Early in the conflict, some Tamil-speaking Muslims sided with the Tamil struggle. But that soon changed as Muslims also became a target for Tamil separatists. In one such attack in 1990, around 150 people were killed by the LTTE when it raided two mosques in the town of Kattankudy.
In the midst of the Tamil Tigers’ rebellion, da’wa (missionary) Islamic movements came to Sri Lanka. With this, “new” ideas of political Islam and different rules for clothing were brought to the country. This also triggered clashes between different Muslim groups. In one 2006 incident, for example, Islamic fundamentalists attacked a Sufi Mosque, highlighting two developments: the Muslim community was divided in Sri Lanka and Islamic fundamentalism was emerging.
Another conflict has has also come into focus recently. Buddhist extremists and Sinhala nationalists have also clashed with Muslims on several occasions in recent years, leading to the death of several Muslims.
Indeed, given that Muslims in Sri Lanka have been targeted both by Tamils and Sinhalese, why would a radical Muslim group specifically target another minority group like the Christians? Most likely, this militant group (if it is indeed behind the attacks) is inspired by the global jihadi discourse that sees the West and Western institutions, including the Christian church, as the overarching global enemy. What the outcome for the country will be after these attacks we cannot know. But a new chapter of violence appears to have begun in Sri Lanka and old divisions may yet again escalate further.

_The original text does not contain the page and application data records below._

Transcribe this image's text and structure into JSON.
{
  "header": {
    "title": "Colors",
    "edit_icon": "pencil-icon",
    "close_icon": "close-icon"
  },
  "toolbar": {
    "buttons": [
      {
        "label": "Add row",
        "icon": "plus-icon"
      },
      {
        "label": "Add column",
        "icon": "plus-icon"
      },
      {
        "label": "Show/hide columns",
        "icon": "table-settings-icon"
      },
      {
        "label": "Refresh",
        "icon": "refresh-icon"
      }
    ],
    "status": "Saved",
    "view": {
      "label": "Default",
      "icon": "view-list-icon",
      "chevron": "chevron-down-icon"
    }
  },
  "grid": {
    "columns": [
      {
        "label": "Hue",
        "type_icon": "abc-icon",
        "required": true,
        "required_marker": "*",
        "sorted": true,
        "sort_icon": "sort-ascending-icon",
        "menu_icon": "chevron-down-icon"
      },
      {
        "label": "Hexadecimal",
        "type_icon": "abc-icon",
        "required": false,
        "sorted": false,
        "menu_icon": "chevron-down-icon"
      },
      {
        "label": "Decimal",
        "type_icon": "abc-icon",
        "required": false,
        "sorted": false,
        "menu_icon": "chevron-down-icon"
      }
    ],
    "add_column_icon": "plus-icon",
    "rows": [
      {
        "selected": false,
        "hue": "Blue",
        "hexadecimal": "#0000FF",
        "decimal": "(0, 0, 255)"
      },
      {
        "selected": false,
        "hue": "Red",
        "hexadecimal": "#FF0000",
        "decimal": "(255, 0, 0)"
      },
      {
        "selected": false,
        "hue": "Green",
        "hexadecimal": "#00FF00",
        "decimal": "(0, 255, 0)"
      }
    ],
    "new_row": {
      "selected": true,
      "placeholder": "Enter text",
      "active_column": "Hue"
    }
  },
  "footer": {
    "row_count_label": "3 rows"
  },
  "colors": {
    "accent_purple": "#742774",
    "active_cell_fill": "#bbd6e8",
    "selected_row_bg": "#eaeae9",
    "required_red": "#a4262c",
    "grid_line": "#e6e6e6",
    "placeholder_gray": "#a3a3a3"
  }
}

The first paragraph of this article has been updated to include new developments.
Andreas Johansson does not work for, consult, own shares in or receive funding from any company or organisation that would benefit from this article, and has disclosed no relevant affiliations beyond their academic appointment.